Even if we allow for the differences between the positions of counsel who failed to object in Marder and this case, it does not assist Collins. If there was any error here, regardless of who has the burden on prejudice, such error was not prejudicial. The district court on several occasions gave limiting instructions as to the manslaughter conviction, and the evidence of Collins' guilt was overwhelming, including evidence from his own mouth.
Collins argues that the district court erred in admitting into evidence Albizu's statement to Officer Raymond that Collins had said, "I'll be right back. I'm gonna shoot your fuckin' ass." Collins argues that Albizu's testimony at trial — that the threat had been "I'm going to come back and get your ass" — did not confirm the statement. The variance does not make the statement inadmissible, but only raises questions of credibility for the jury to decide. See United States v. Portalla, 985 F.2d 621, 624 (1st Cir. 1993).
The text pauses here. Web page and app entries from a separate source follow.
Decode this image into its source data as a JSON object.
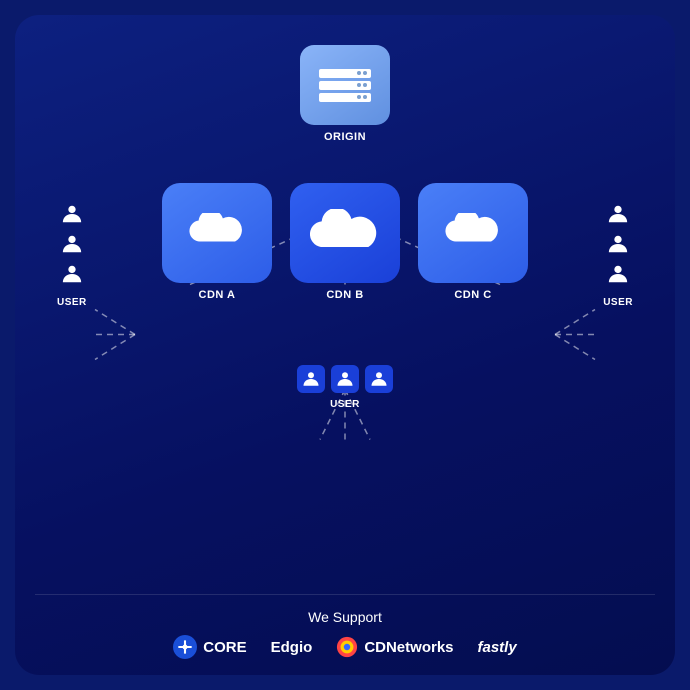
{
  "diagram": {
    "origin_label": "ORIGIN",
    "cdn_a_label": "CDN A",
    "cdn_b_label": "CDN B",
    "cdn_c_label": "CDN C",
    "user_label_left": "USER",
    "user_label_right": "USER",
    "user_label_bottom": "USER"
  },
  "supports": {
    "title": "We Support",
    "logos": [
      {
        "name": "CORE",
        "type": "core"
      },
      {
        "name": "Edgio",
        "type": "edgio"
      },
      {
        "name": "CDNetworks",
        "type": "cdnetworks"
      },
      {
        "name": "fastly",
        "type": "fastly"
      }
    ]
  }
}
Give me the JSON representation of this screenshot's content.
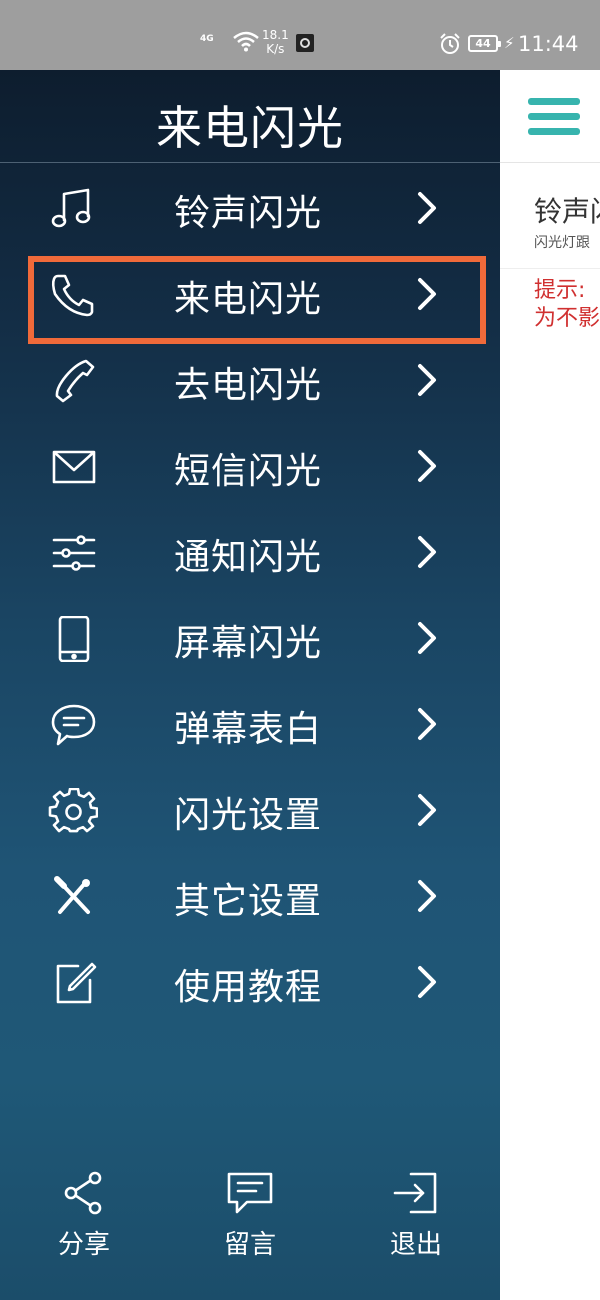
{
  "status_bar": {
    "network": "4G",
    "speed_value": "18.1",
    "speed_unit": "K/s",
    "battery": "44",
    "time": "11:44"
  },
  "drawer": {
    "title": "来电闪光",
    "highlight_color": "#f06a3a",
    "items": [
      {
        "label": "铃声闪光",
        "icon": "music-note-icon"
      },
      {
        "label": "来电闪光",
        "icon": "phone-icon"
      },
      {
        "label": "去电闪光",
        "icon": "handset-icon"
      },
      {
        "label": "短信闪光",
        "icon": "envelope-icon"
      },
      {
        "label": "通知闪光",
        "icon": "sliders-icon"
      },
      {
        "label": "屏幕闪光",
        "icon": "smartphone-icon"
      },
      {
        "label": "弹幕表白",
        "icon": "chat-bubble-icon"
      },
      {
        "label": "闪光设置",
        "icon": "gear-icon"
      },
      {
        "label": "其它设置",
        "icon": "tools-icon"
      },
      {
        "label": "使用教程",
        "icon": "edit-icon"
      }
    ],
    "bottom": {
      "share": "分享",
      "message": "留言",
      "exit": "退出"
    }
  },
  "content": {
    "accent": "#37b4ae",
    "title": "铃声闪",
    "subtitle": "闪光灯跟",
    "tip_line1": "提示:",
    "tip_line2": "为不影"
  }
}
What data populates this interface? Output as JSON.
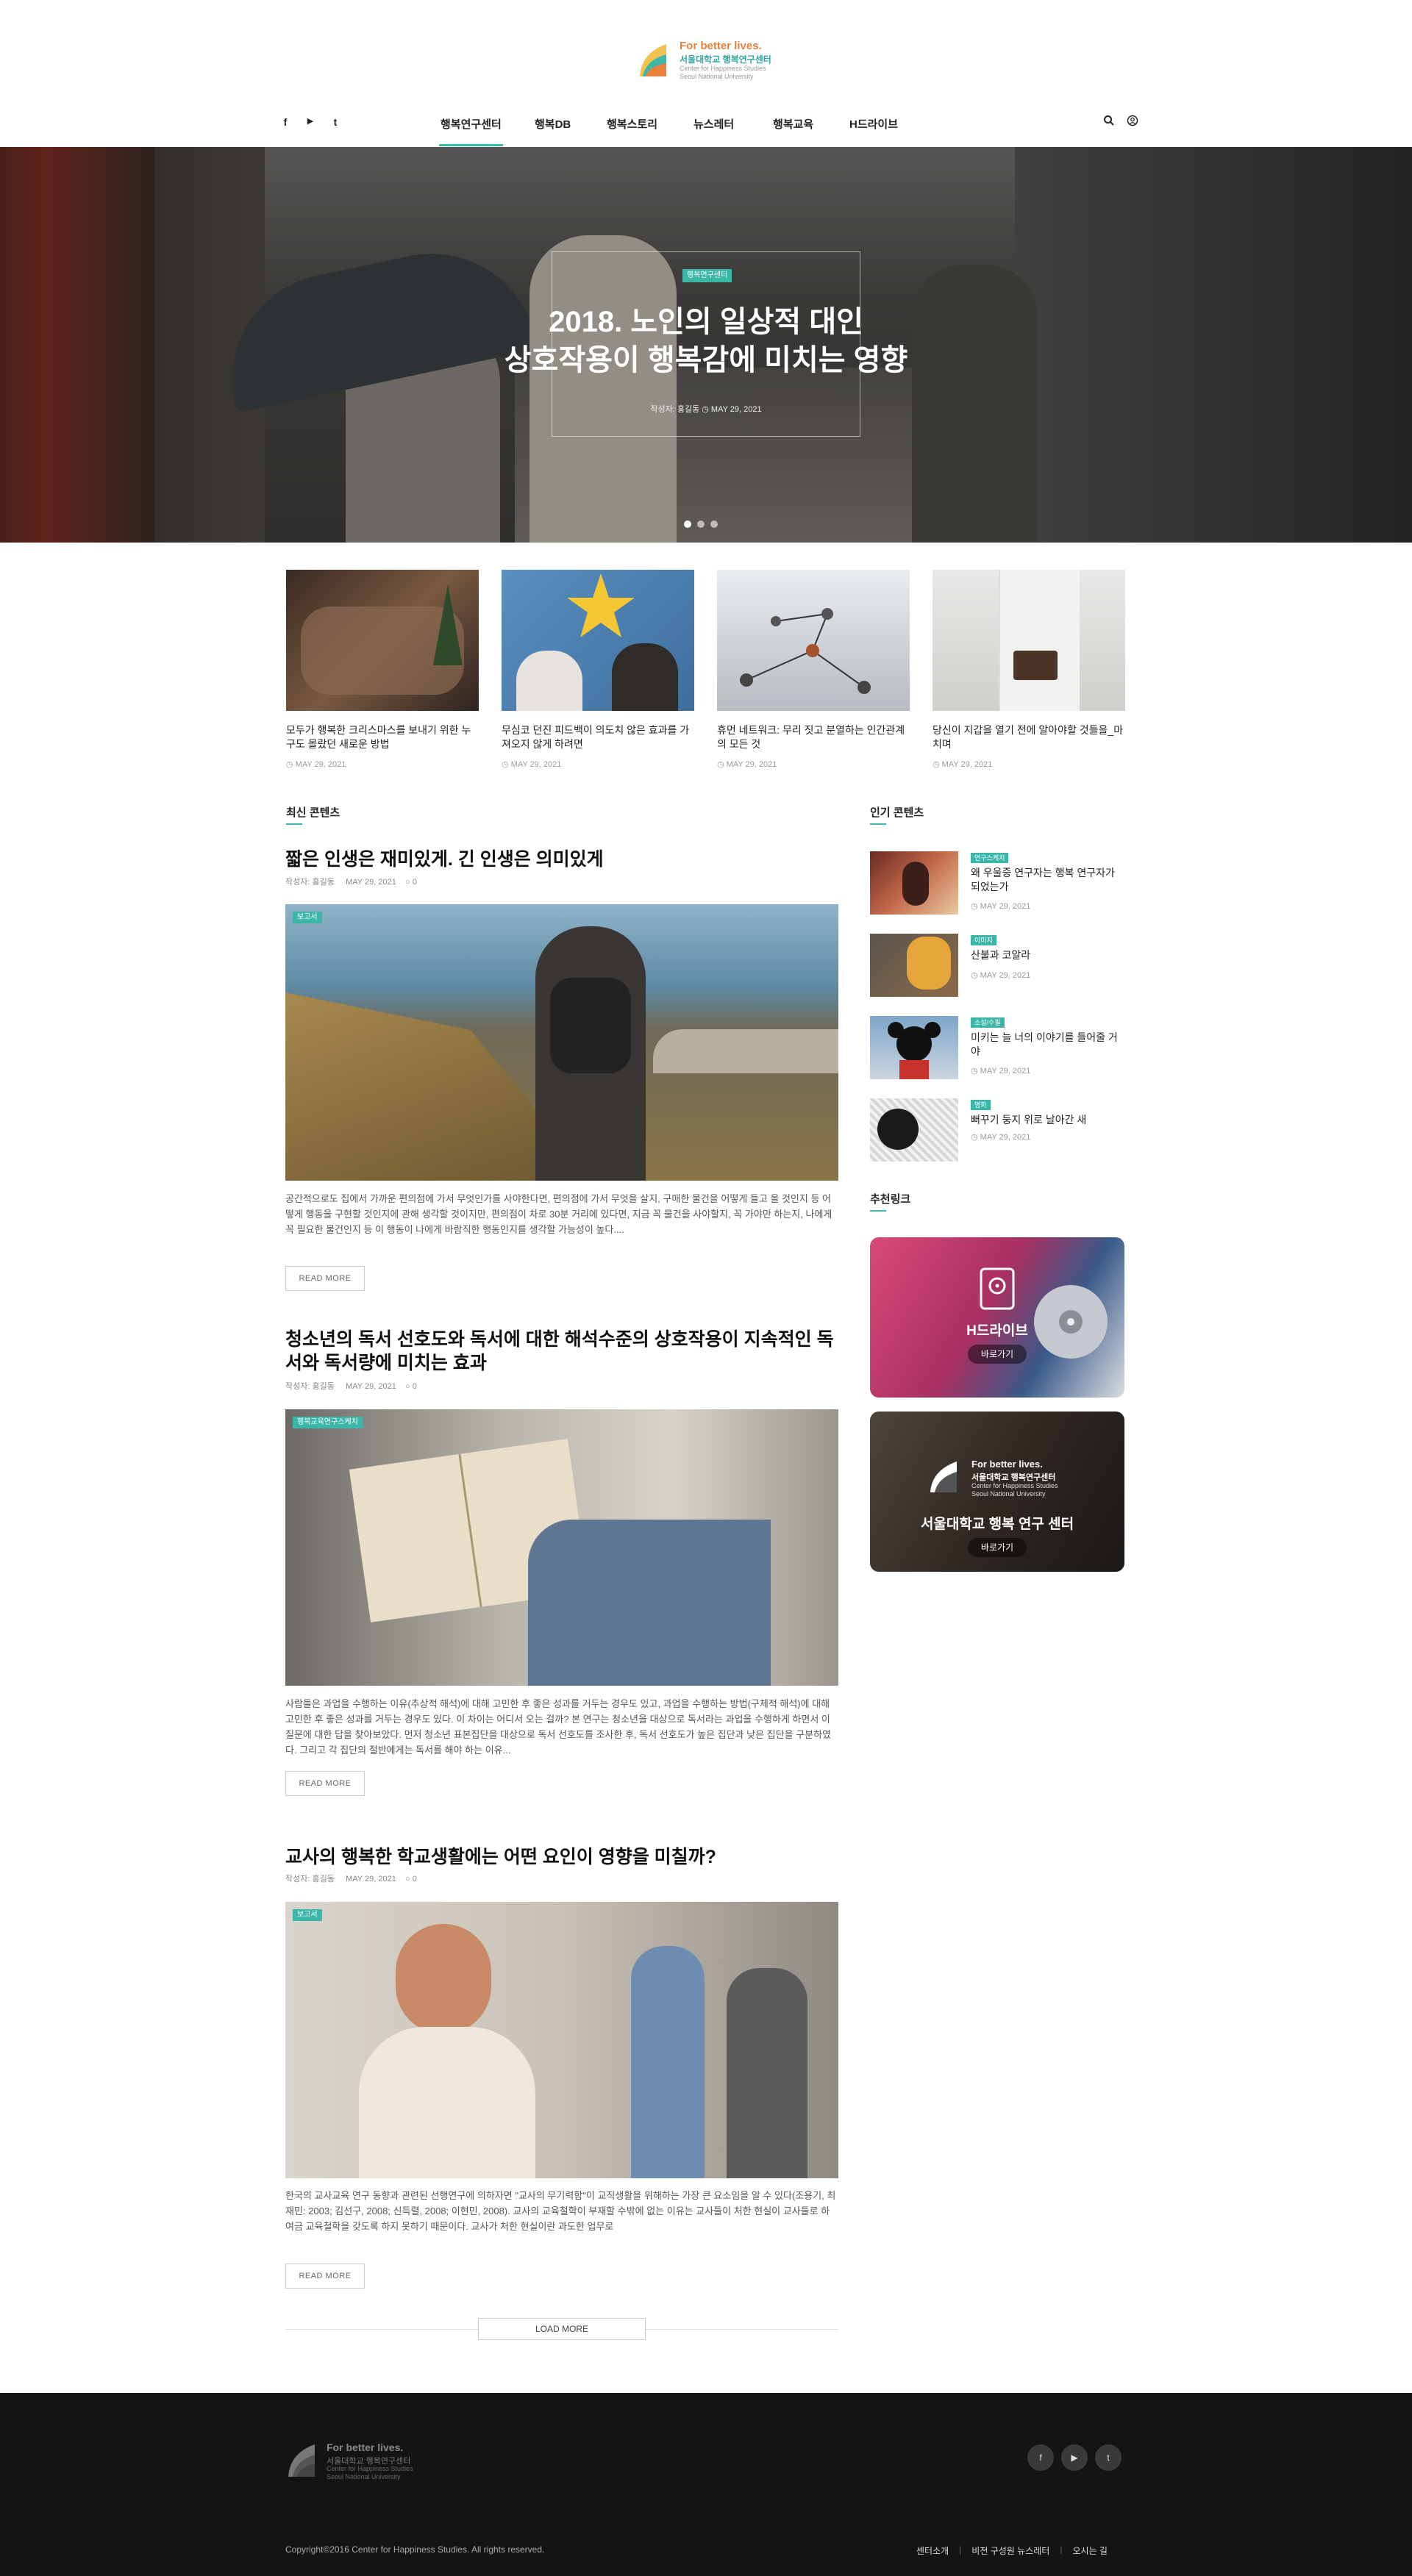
{
  "brand": {
    "line1": "For better lives.",
    "line2": "서울대학교 행복연구센터",
    "line3": "Center for Happiness Studies",
    "line4": "Seoul National University"
  },
  "social": {
    "facebook_icon": "f",
    "youtube_icon": "▶",
    "twitter_icon": "t"
  },
  "nav": {
    "items": [
      "행복연구센터",
      "행복DB",
      "행복스토리",
      "뉴스레터",
      "행복교육",
      "H드라이브"
    ],
    "active_index": 0
  },
  "hero": {
    "tag": "행복연구센터",
    "title_line1": "2018. 노인의 일상적 대인",
    "title_line2": "상호작용이 행복감에 미치는 영향",
    "meta": "작성자: 홍길동  ◷ MAY 29, 2021",
    "slides": 3,
    "active_slide": 0
  },
  "cards": [
    {
      "title": "모두가 행복한 크리스마스를 보내기 위한 누구도 몰랐던 새로운 방법",
      "date": "◷ MAY 29, 2021"
    },
    {
      "title": "무심코 던진 피드백이 의도치 않은 효과를 가져오지 않게 하려면",
      "date": "◷ MAY 29, 2021"
    },
    {
      "title": "휴먼 네트워크: 무리 짓고 분열하는 인간관계의 모든 것",
      "date": "◷ MAY 29, 2021"
    },
    {
      "title": "당신이 지갑을 열기 전에 알아야할 것들을_마치며",
      "date": "◷ MAY 29, 2021"
    }
  ],
  "latest": {
    "heading": "최신 콘텐츠",
    "posts": [
      {
        "title": "짧은 인생은 재미있게. 긴 인생은 의미있게",
        "author": "작성자: 홍길동",
        "date": "MAY 29, 2021",
        "comments": "○ 0",
        "tag": "보고서",
        "excerpt": "공간적으로도 집에서 가까운 편의점에 가서 무엇인가를 사야한다면, 편의점에 가서 무엇을 살지, 구매한 물건을 어떻게 들고 올 것인지 등 어떻게 행동을 구현할 것인지에 관해 생각할 것이지만, 편의점이 차로 30분 거리에 있다면, 지금 꼭 물건을 사야할지, 꼭 가야만 하는지, 나에게 꼭 필요한 물건인지 등 이 행동이 나에게 바람직한 행동인지를 생각할 가능성이 높다....",
        "more": "READ MORE"
      },
      {
        "title": "청소년의 독서 선호도와 독서에 대한 해석수준의 상호작용이 지속적인 독서와 독서량에 미치는 효과",
        "author": "작성자: 홍길동",
        "date": "MAY 29, 2021",
        "comments": "○ 0",
        "tag": "행복교육연구스케치",
        "excerpt": "사람들은 과업을 수행하는 이유(추상적 해석)에 대해 고민한 후 좋은 성과를 거두는 경우도 있고, 과업을 수행하는 방법(구체적 해석)에 대해 고민한 후 좋은 성과를 거두는 경우도 있다. 이 차이는 어디서 오는 걸까? 본 연구는 청소년을 대상으로 독서라는 과업을 수행하게 하면서 이 질문에 대한 답을 찾아보았다. 먼저 청소년 표본집단을 대상으로 독서 선호도를 조사한 후, 독서 선호도가 높은 집단과 낮은 집단을 구분하였다. 그리고 각 집단의 절반에게는 독서를 해야 하는 이유...",
        "more": "READ MORE"
      },
      {
        "title": "교사의 행복한 학교생활에는 어떤 요인이 영향을 미칠까?",
        "author": "작성자: 홍길동",
        "date": "MAY 29, 2021",
        "comments": "○ 0",
        "tag": "보고서",
        "excerpt": "한국의 교사교육 연구 동향과 관련된 선행연구에 의하자면 \"교사의 무기력함\"이 교직생활을 위해하는 가장 큰 요소임을 알 수 있다(조용기, 최재민: 2003; 김선구, 2008; 신득렬, 2008; 이현민, 2008). 교사의 교육철학이 부재할 수밖에 없는 이유는 교사들이 처한 현실이 교사들로 하여금 교육철학을 갖도록 하지 못하기 때문이다. 교사가 처한 현실이란 과도한 업무로",
        "more": "READ MORE"
      }
    ],
    "load_more": "LOAD MORE"
  },
  "popular": {
    "heading": "인기 콘텐츠",
    "items": [
      {
        "tag": "연구스케치",
        "title": "왜 우울증 연구자는 행복 연구자가 되었는가",
        "date": "◷ MAY 29, 2021"
      },
      {
        "tag": "이미지",
        "title": "산불과 코알라",
        "date": "◷ MAY 29, 2021"
      },
      {
        "tag": "소설/수필",
        "title": "미키는 늘 너의 이야기를 들어줄 거야",
        "date": "◷ MAY 29, 2021"
      },
      {
        "tag": "명화",
        "title": "뻐꾸기 둥지 위로 날아간 새",
        "date": "◷ MAY 29, 2021"
      }
    ]
  },
  "links": {
    "heading": "추천링크",
    "hdrive": {
      "title": "H드라이브",
      "go": "바로가기"
    },
    "center": {
      "line1": "For better lives.",
      "line2": "서울대학교 행복연구센터",
      "line3": "Center for Happiness Studies",
      "line4": "Seoul National University",
      "title": "서울대학교 행복 연구 센터",
      "go": "바로가기"
    }
  },
  "footer": {
    "copyright": "Copyright©2016 Center for Happiness Studies. All rights reserved.",
    "links": [
      "센터소개",
      "비전 구성원 뉴스레터",
      "오시는 길"
    ],
    "sep": "|"
  },
  "colors": {
    "accent": "#3bb6a8",
    "brand_orange": "#e8803a",
    "footer_bg": "#141414"
  }
}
The district court's decision to admit evidence is reviewed for an abuse of discretion. United States v. Bailey, 834 F.2d 218, 228 (1st Cir. 1987). The statement met the three pronged test under Fed.R.Evid. 803(2), i.e., (i) the declarant experienced a startling event; (ii) the statement was made while the declarant was subject to the influence of the event; and (iii) the statement related to the event. See id. Albizu experienced the startling event of Collins threatening to return and shoot him. While Albizu was visibly upset and agitated, Albizu made his statement to Officer Raymond after Collins' second visit, earlier having made a similar statement to Officer Lord. The statement self-evidently related to the events at hand. The question for the district court was whether a jury could find the conditional fact upon which the relevancy of the statement turned ( i.e., whether Albizu made the statement) by a preponderance of the evidence. Huddleston v. United States, 485 U.S. 681, 690 (1988). There were sufficient indicia of reliability as to Officer Raymond's report. See Portalla, 985 F.2d at 624. Officer Raymond wrote Albizu's statement down verbatim, Albizu separately made a substantially similar excited utterance to Officer Lord, and Collins did return to resume the argument with a loaded shotgun.
Sufficiency of the Evidence
Collins argues that the government presented insufficient evidence to convict him of being a felon in possession of a firearm because he was a mere passenger in the car in which the firearm was found. This argument is without merit.
Our inquiry is whether there was evidence from which a rational trier of fact could conclude that Collins was guilty beyond a reasonable doubt. See United States v. Moreno, 991 F.2d 943, 944 (1st Cir. 1993), cert. denied, ___ U.S. ___, 114 S.Ct. 457 (1994). Collins had a motive to possess the firearm, he had just had an argument with Albizu in which he had threatened to return and shoot Albizu, Collins did return in a car with a loaded shotgun and extra ammunition, Collins' friends moved the gun upon his gesture, the gun was kept in the house where Collins lived, and when arrested, Collins complained to the police that Albizu had guns too.
The conviction is affirmed.